▶ **Directions**: Leaving out the pictures, restate each record below word for word.

Element data from apps and pages
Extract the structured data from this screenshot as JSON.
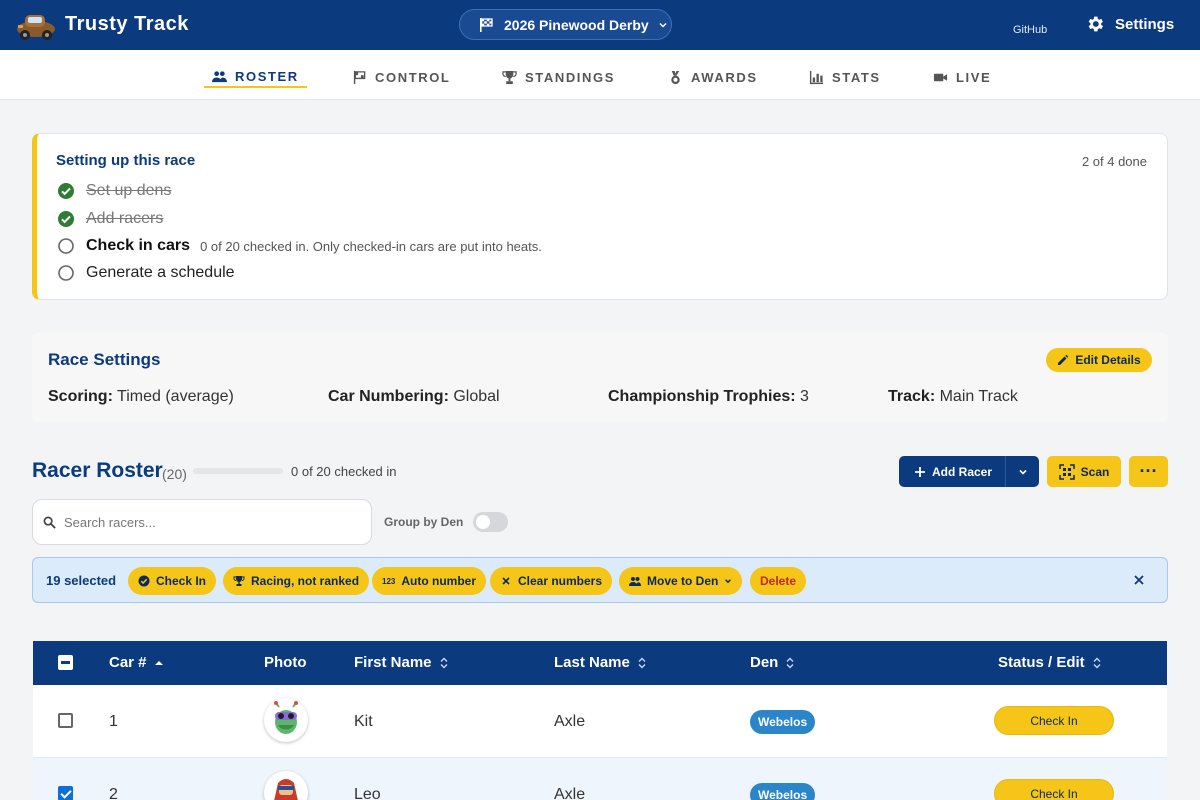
{
  "header": {
    "app_title": "Trusty Track",
    "race_selector": "2026 Pinewood Derby",
    "github_label": "GitHub",
    "settings_label": "Settings"
  },
  "nav": {
    "tabs": [
      {
        "label": "ROSTER",
        "icon": "users-icon",
        "active": true
      },
      {
        "label": "CONTROL",
        "icon": "flag-icon"
      },
      {
        "label": "STANDINGS",
        "icon": "trophy-icon"
      },
      {
        "label": "AWARDS",
        "icon": "medal-icon"
      },
      {
        "label": "STATS",
        "icon": "bar-chart-icon"
      },
      {
        "label": "LIVE",
        "icon": "video-icon"
      }
    ]
  },
  "setup": {
    "title": "Setting up this race",
    "progress": "2 of 4 done",
    "steps": [
      {
        "label": "Set up dens",
        "done": true
      },
      {
        "label": "Add racers",
        "done": true
      },
      {
        "label": "Check in cars",
        "done": false,
        "note": "0 of 20 checked in. Only checked-in cars are put into heats."
      },
      {
        "label": "Generate a schedule",
        "done": false
      }
    ]
  },
  "race_settings": {
    "title": "Race Settings",
    "edit_label": "Edit Details",
    "items": [
      {
        "key": "Scoring:",
        "value": "Timed (average)"
      },
      {
        "key": "Car Numbering:",
        "value": "Global"
      },
      {
        "key": "Championship Trophies:",
        "value": "3"
      },
      {
        "key": "Track:",
        "value": "Main Track"
      }
    ]
  },
  "roster": {
    "title": "Racer Roster",
    "count": "(20)",
    "checked_in_text": "0 of 20 checked in",
    "checked_in_fraction": 0,
    "add_racer_label": "Add Racer",
    "scan_label": "Scan",
    "more_label": "···",
    "search_placeholder": "Search racers...",
    "group_by_label": "Group by Den",
    "group_by_on": false
  },
  "bulk": {
    "selected_text": "19 selected",
    "actions": [
      "Check In",
      "Racing, not ranked",
      "Auto number",
      "Clear numbers",
      "Move to Den",
      "Delete"
    ]
  },
  "table": {
    "columns": [
      "Car #",
      "Photo",
      "First Name",
      "Last Name",
      "Den",
      "Status / Edit"
    ],
    "rows": [
      {
        "car": "1",
        "first": "Kit",
        "last": "Axle",
        "den": "Webelos",
        "status": "Check In",
        "selected": false,
        "avatar": "alien-avatar"
      },
      {
        "car": "2",
        "first": "Leo",
        "last": "Axle",
        "den": "Webelos",
        "status": "Check In",
        "selected": true,
        "avatar": "hero-avatar"
      }
    ]
  },
  "colors": {
    "primary": "#0b3a7e",
    "accent": "#f5c518",
    "success": "#2e7d32",
    "den_badge": "#2a86c8"
  }
}
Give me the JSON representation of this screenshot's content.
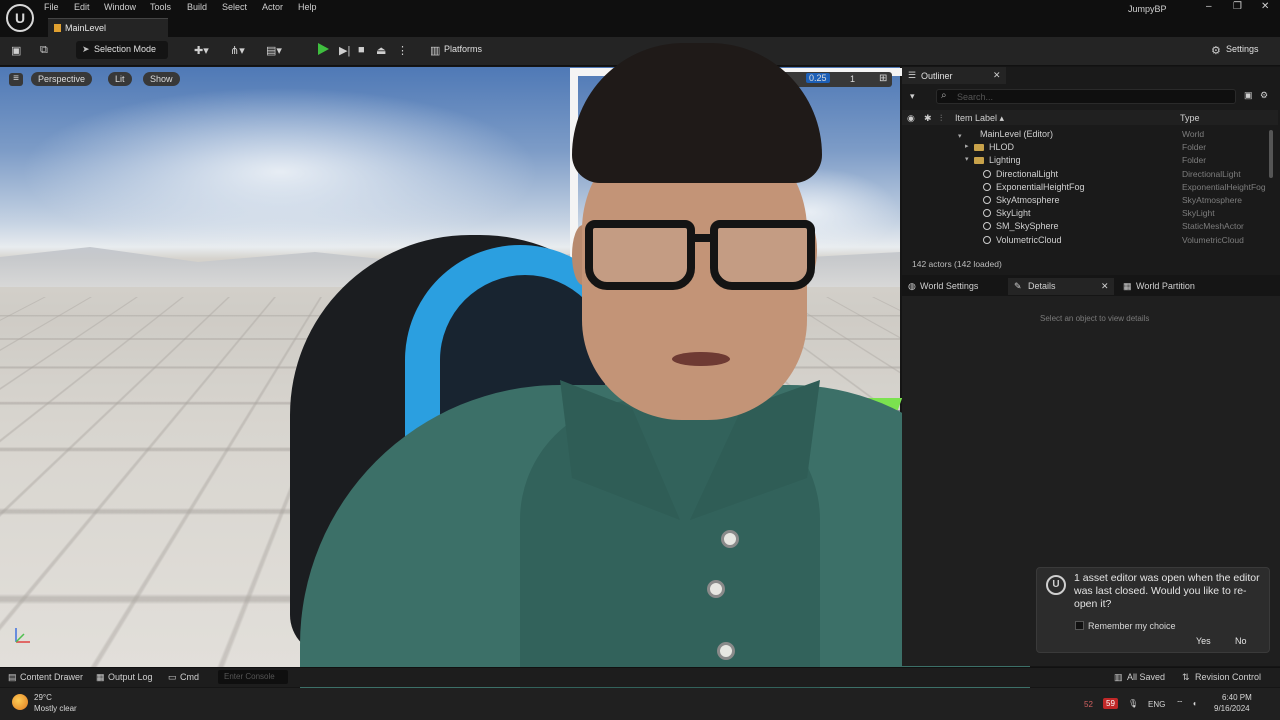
{
  "app": {
    "logo": "U",
    "menu": [
      "File",
      "Edit",
      "Window",
      "Tools",
      "Build",
      "Select",
      "Actor",
      "Help"
    ],
    "project": "JumpyBP",
    "window_controls": [
      "–",
      "❐",
      "✕"
    ]
  },
  "tab": {
    "label": "MainLevel"
  },
  "toolbar": {
    "selection_mode": "Selection Mode",
    "platforms": "Platforms",
    "settings": "Settings"
  },
  "viewport": {
    "menu": "≡",
    "perspective": "Perspective",
    "lit": "Lit",
    "show": "Show",
    "camera_speed": "0.25",
    "camera_index": "1"
  },
  "outliner": {
    "title": "Outliner",
    "close": "✕",
    "search_placeholder": "Search...",
    "col_label": "Item Label ▴",
    "col_type": "Type",
    "rows": [
      {
        "label": "MainLevel (Editor)",
        "type": "World"
      },
      {
        "label": "HLOD",
        "type": "Folder"
      },
      {
        "label": "Lighting",
        "type": "Folder"
      },
      {
        "label": "DirectionalLight",
        "type": "DirectionalLight"
      },
      {
        "label": "ExponentialHeightFog",
        "type": "ExponentialHeightFog"
      },
      {
        "label": "SkyAtmosphere",
        "type": "SkyAtmosphere"
      },
      {
        "label": "SkyLight",
        "type": "SkyLight"
      },
      {
        "label": "SM_SkySphere",
        "type": "StaticMeshActor"
      },
      {
        "label": "VolumetricCloud",
        "type": "VolumetricCloud"
      }
    ],
    "actor_count": "142 actors (142 loaded)"
  },
  "details": {
    "tabs": [
      "World Settings",
      "Details",
      "World Partition"
    ],
    "close": "✕",
    "hint": "Select an object to view details"
  },
  "notification": {
    "logo": "U",
    "message": "1 asset editor was open when the editor was last closed. Would you like to re-open it?",
    "remember": "Remember my choice",
    "yes": "Yes",
    "no": "No"
  },
  "bottombar": {
    "content_drawer": "Content Drawer",
    "output_log": "Output Log",
    "cmd": "Cmd",
    "console_placeholder": "Enter Console",
    "all_saved": "All Saved",
    "revision_control": "Revision Control"
  },
  "taskbar": {
    "temperature": "29°C",
    "weather": "Mostly clear",
    "badge_a": "52",
    "badge_b": "59",
    "language": "ENG",
    "time": "6:40 PM",
    "date": "9/16/2024"
  }
}
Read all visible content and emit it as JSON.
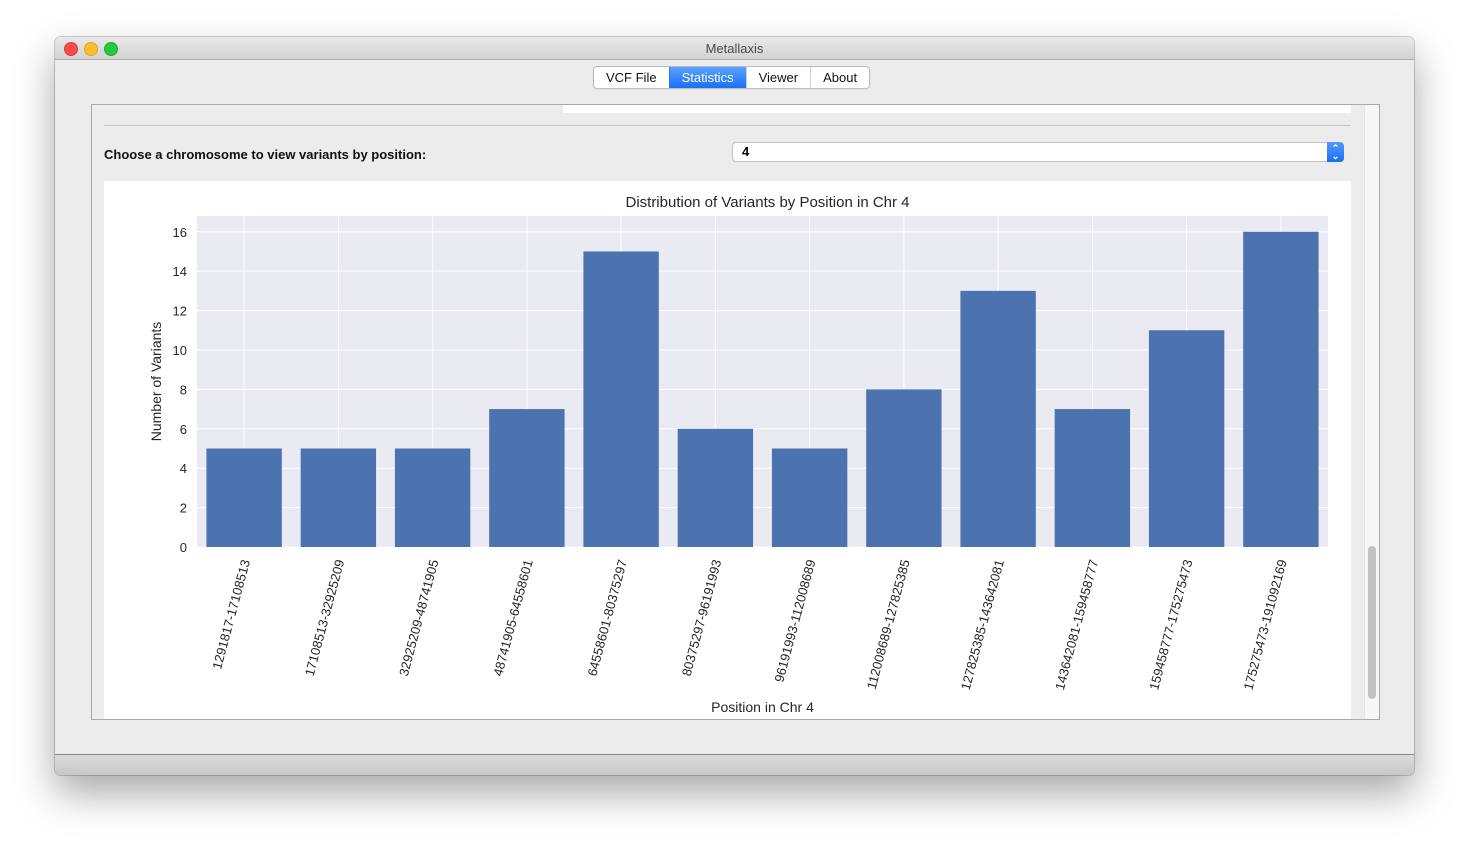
{
  "window": {
    "title": "Metallaxis"
  },
  "tabs": [
    {
      "label": "VCF File",
      "active": false
    },
    {
      "label": "Statistics",
      "active": true
    },
    {
      "label": "Viewer",
      "active": false
    },
    {
      "label": "About",
      "active": false
    }
  ],
  "controls": {
    "chromosome_label": "Choose a chromosome to view variants by position:",
    "chromosome_value": "4",
    "stepper_icon": "up-down-chevron"
  },
  "colors": {
    "bar": "#4c72b0",
    "plot_bg": "#eaeaf2",
    "grid": "#ffffff",
    "accent": "#1a6ff5"
  },
  "chart_data": {
    "type": "bar",
    "title": "Distribution of Variants by Position in Chr 4",
    "xlabel": "Position in Chr 4",
    "ylabel": "Number of Variants",
    "ylim": [
      0,
      16.8
    ],
    "yticks": [
      0,
      2,
      4,
      6,
      8,
      10,
      12,
      14,
      16
    ],
    "grid": true,
    "categories": [
      "1291817-17108513",
      "17108513-32925209",
      "32925209-48741905",
      "48741905-64558601",
      "64558601-80375297",
      "80375297-96191993",
      "96191993-112008689",
      "112008689-127825385",
      "127825385-143642081",
      "143642081-159458777",
      "159458777-175275473",
      "175275473-191092169"
    ],
    "values": [
      5,
      5,
      5,
      7,
      15,
      6,
      5,
      8,
      13,
      7,
      11,
      16
    ],
    "xtick_rotation_deg": 75
  }
}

▶ **Your solution**:
Extract the structured data from this screenshot as JSON.
{
  "header": {
    "app_title": "Trusty Track",
    "race_selector": "2026 Pinewood Derby",
    "github_label": "GitHub",
    "settings_label": "Settings"
  },
  "nav": {
    "tabs": [
      {
        "label": "ROSTER",
        "icon": "users-icon",
        "active": true
      },
      {
        "label": "CONTROL",
        "icon": "flag-icon"
      },
      {
        "label": "STANDINGS",
        "icon": "trophy-icon"
      },
      {
        "label": "AWARDS",
        "icon": "medal-icon"
      },
      {
        "label": "STATS",
        "icon": "bar-chart-icon"
      },
      {
        "label": "LIVE",
        "icon": "video-icon"
      }
    ]
  },
  "setup": {
    "title": "Setting up this race",
    "progress": "2 of 4 done",
    "steps": [
      {
        "label": "Set up dens",
        "done": true
      },
      {
        "label": "Add racers",
        "done": true
      },
      {
        "label": "Check in cars",
        "done": false,
        "note": "0 of 20 checked in. Only checked-in cars are put into heats."
      },
      {
        "label": "Generate a schedule",
        "done": false
      }
    ]
  },
  "race_settings": {
    "title": "Race Settings",
    "edit_label": "Edit Details",
    "items": [
      {
        "key": "Scoring:",
        "value": "Timed (average)"
      },
      {
        "key": "Car Numbering:",
        "value": "Global"
      },
      {
        "key": "Championship Trophies:",
        "value": "3"
      },
      {
        "key": "Track:",
        "value": "Main Track"
      }
    ]
  },
  "roster": {
    "title": "Racer Roster",
    "count": "(20)",
    "checked_in_text": "0 of 20 checked in",
    "checked_in_fraction": 0,
    "add_racer_label": "Add Racer",
    "scan_label": "Scan",
    "more_label": "···",
    "search_placeholder": "Search racers...",
    "group_by_label": "Group by Den",
    "group_by_on": false
  },
  "bulk": {
    "selected_text": "19 selected",
    "actions": [
      "Check In",
      "Racing, not ranked",
      "Auto number",
      "Clear numbers",
      "Move to Den",
      "Delete"
    ]
  },
  "table": {
    "columns": [
      "Car #",
      "Photo",
      "First Name",
      "Last Name",
      "Den",
      "Status / Edit"
    ],
    "rows": [
      {
        "car": "1",
        "first": "Kit",
        "last": "Axle",
        "den": "Webelos",
        "status": "Check In",
        "selected": false,
        "avatar": "alien-avatar"
      },
      {
        "car": "2",
        "first": "Leo",
        "last": "Axle",
        "den": "Webelos",
        "status": "Check In",
        "selected": true,
        "avatar": "hero-avatar"
      }
    ]
  },
  "colors": {
    "primary": "#0b3a7e",
    "accent": "#f5c518",
    "success": "#2e7d32",
    "den_badge": "#2a86c8"
  }
}
Give me the JSON representation of this screenshot's content.
{
  "app": {
    "logo": "U",
    "menu": [
      "File",
      "Edit",
      "Window",
      "Tools",
      "Build",
      "Select",
      "Actor",
      "Help"
    ],
    "project": "JumpyBP",
    "window_controls": [
      "–",
      "❐",
      "✕"
    ]
  },
  "tab": {
    "label": "MainLevel"
  },
  "toolbar": {
    "selection_mode": "Selection Mode",
    "platforms": "Platforms",
    "settings": "Settings"
  },
  "viewport": {
    "menu": "≡",
    "perspective": "Perspective",
    "lit": "Lit",
    "show": "Show",
    "camera_speed": "0.25",
    "camera_index": "1"
  },
  "outliner": {
    "title": "Outliner",
    "close": "✕",
    "search_placeholder": "Search...",
    "col_label": "Item Label ▴",
    "col_type": "Type",
    "rows": [
      {
        "label": "MainLevel (Editor)",
        "type": "World"
      },
      {
        "label": "HLOD",
        "type": "Folder"
      },
      {
        "label": "Lighting",
        "type": "Folder"
      },
      {
        "label": "DirectionalLight",
        "type": "DirectionalLight"
      },
      {
        "label": "ExponentialHeightFog",
        "type": "ExponentialHeightFog"
      },
      {
        "label": "SkyAtmosphere",
        "type": "SkyAtmosphere"
      },
      {
        "label": "SkyLight",
        "type": "SkyLight"
      },
      {
        "label": "SM_SkySphere",
        "type": "StaticMeshActor"
      },
      {
        "label": "VolumetricCloud",
        "type": "VolumetricCloud"
      }
    ],
    "actor_count": "142 actors (142 loaded)"
  },
  "details": {
    "tabs": [
      "World Settings",
      "Details",
      "World Partition"
    ],
    "close": "✕",
    "hint": "Select an object to view details"
  },
  "notification": {
    "logo": "U",
    "message": "1 asset editor was open when the editor was last closed. Would you like to re-open it?",
    "remember": "Remember my choice",
    "yes": "Yes",
    "no": "No"
  },
  "bottombar": {
    "content_drawer": "Content Drawer",
    "output_log": "Output Log",
    "cmd": "Cmd",
    "console_placeholder": "Enter Console",
    "all_saved": "All Saved",
    "revision_control": "Revision Control"
  },
  "taskbar": {
    "temperature": "29°C",
    "weather": "Mostly clear",
    "badge_a": "52",
    "badge_b": "59",
    "language": "ENG",
    "time": "6:40 PM",
    "date": "9/16/2024"
  }
}
Read all visible content and emit it as JSON.
{
  "window": {
    "title": "Metallaxis"
  },
  "tabs": [
    {
      "label": "VCF File",
      "active": false
    },
    {
      "label": "Statistics",
      "active": true
    },
    {
      "label": "Viewer",
      "active": false
    },
    {
      "label": "About",
      "active": false
    }
  ],
  "controls": {
    "chromosome_label": "Choose a chromosome to view variants by position:",
    "chromosome_value": "4",
    "stepper_icon": "up-down-chevron"
  },
  "colors": {
    "bar": "#4c72b0",
    "plot_bg": "#eaeaf2",
    "grid": "#ffffff",
    "accent": "#1a6ff5"
  },
  "chart_data": {
    "type": "bar",
    "title": "Distribution of Variants by Position in Chr 4",
    "xlabel": "Position in Chr 4",
    "ylabel": "Number of Variants",
    "ylim": [
      0,
      16.8
    ],
    "yticks": [
      0,
      2,
      4,
      6,
      8,
      10,
      12,
      14,
      16
    ],
    "grid": true,
    "categories": [
      "1291817-17108513",
      "17108513-32925209",
      "32925209-48741905",
      "48741905-64558601",
      "64558601-80375297",
      "80375297-96191993",
      "96191993-112008689",
      "112008689-127825385",
      "127825385-143642081",
      "143642081-159458777",
      "159458777-175275473",
      "175275473-191092169"
    ],
    "values": [
      5,
      5,
      5,
      7,
      15,
      6,
      5,
      8,
      13,
      7,
      11,
      16
    ],
    "xtick_rotation_deg": 75
  }
}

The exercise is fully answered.